--- Working data Enclosed Below ---
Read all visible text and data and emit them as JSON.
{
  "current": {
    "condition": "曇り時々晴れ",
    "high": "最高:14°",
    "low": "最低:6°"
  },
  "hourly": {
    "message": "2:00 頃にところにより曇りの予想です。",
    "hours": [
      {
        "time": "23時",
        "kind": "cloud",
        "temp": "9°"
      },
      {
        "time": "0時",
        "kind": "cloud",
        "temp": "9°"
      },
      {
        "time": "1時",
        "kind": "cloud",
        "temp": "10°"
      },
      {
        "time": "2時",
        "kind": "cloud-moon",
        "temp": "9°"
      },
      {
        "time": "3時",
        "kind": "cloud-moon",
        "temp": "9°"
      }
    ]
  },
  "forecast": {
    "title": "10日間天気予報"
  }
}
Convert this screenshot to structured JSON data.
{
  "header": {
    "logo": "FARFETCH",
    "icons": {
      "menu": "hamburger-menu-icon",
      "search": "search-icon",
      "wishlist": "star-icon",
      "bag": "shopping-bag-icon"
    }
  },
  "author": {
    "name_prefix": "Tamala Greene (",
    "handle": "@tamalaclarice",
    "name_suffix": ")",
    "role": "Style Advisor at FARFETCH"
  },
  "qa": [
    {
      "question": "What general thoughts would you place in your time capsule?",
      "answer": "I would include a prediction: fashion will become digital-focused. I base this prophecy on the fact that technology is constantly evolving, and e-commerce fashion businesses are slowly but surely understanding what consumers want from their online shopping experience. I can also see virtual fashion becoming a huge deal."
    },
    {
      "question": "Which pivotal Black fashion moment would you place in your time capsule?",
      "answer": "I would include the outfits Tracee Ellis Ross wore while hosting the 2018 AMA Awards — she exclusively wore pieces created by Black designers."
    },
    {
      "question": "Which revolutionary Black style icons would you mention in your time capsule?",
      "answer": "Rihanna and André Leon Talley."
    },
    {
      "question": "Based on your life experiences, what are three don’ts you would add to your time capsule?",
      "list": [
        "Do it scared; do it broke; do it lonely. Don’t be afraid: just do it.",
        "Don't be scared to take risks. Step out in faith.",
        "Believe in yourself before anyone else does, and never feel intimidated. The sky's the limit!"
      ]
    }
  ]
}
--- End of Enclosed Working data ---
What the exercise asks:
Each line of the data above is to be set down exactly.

Solution for this task:
Read all visible text and data and emit them as JSON.
{
  "current": {
    "condition": "曇り時々晴れ",
    "high": "最高:14°",
    "low": "最低:6°"
  },
  "hourly": {
    "message": "2:00 頃にところにより曇りの予想です。",
    "hours": [
      {
        "time": "23時",
        "kind": "cloud",
        "temp": "9°"
      },
      {
        "time": "0時",
        "kind": "cloud",
        "temp": "9°"
      },
      {
        "time": "1時",
        "kind": "cloud",
        "temp": "10°"
      },
      {
        "time": "2時",
        "kind": "cloud-moon",
        "temp": "9°"
      },
      {
        "time": "3時",
        "kind": "cloud-moon",
        "temp": "9°"
      }
    ]
  },
  "forecast": {
    "title": "10日間天気予報"
  }
}
Convert this screenshot to structured JSON data.
{
  "header": {
    "logo": "FARFETCH",
    "icons": {
      "menu": "hamburger-menu-icon",
      "search": "search-icon",
      "wishlist": "star-icon",
      "bag": "shopping-bag-icon"
    }
  },
  "author": {
    "name_prefix": "Tamala Greene (",
    "handle": "@tamalaclarice",
    "name_suffix": ")",
    "role": "Style Advisor at FARFETCH"
  },
  "qa": [
    {
      "question": "What general thoughts would you place in your time capsule?",
      "answer": "I would include a prediction: fashion will become digital-focused. I base this prophecy on the fact that technology is constantly evolving, and e-commerce fashion businesses are slowly but surely understanding what consumers want from their online shopping experience. I can also see virtual fashion becoming a huge deal."
    },
    {
      "question": "Which pivotal Black fashion moment would you place in your time capsule?",
      "answer": "I would include the outfits Tracee Ellis Ross wore while hosting the 2018 AMA Awards — she exclusively wore pieces created by Black designers."
    },
    {
      "question": "Which revolutionary Black style icons would you mention in your time capsule?",
      "answer": "Rihanna and André Leon Talley."
    },
    {
      "question": "Based on your life experiences, what are three don’ts you would add to your time capsule?",
      "list": [
        "Do it scared; do it broke; do it lonely. Don’t be afraid: just do it.",
        "Don't be scared to take risks. Step out in faith.",
        "Believe in yourself before anyone else does, and never feel intimidated. The sky's the limit!"
      ]
    }
  ]
}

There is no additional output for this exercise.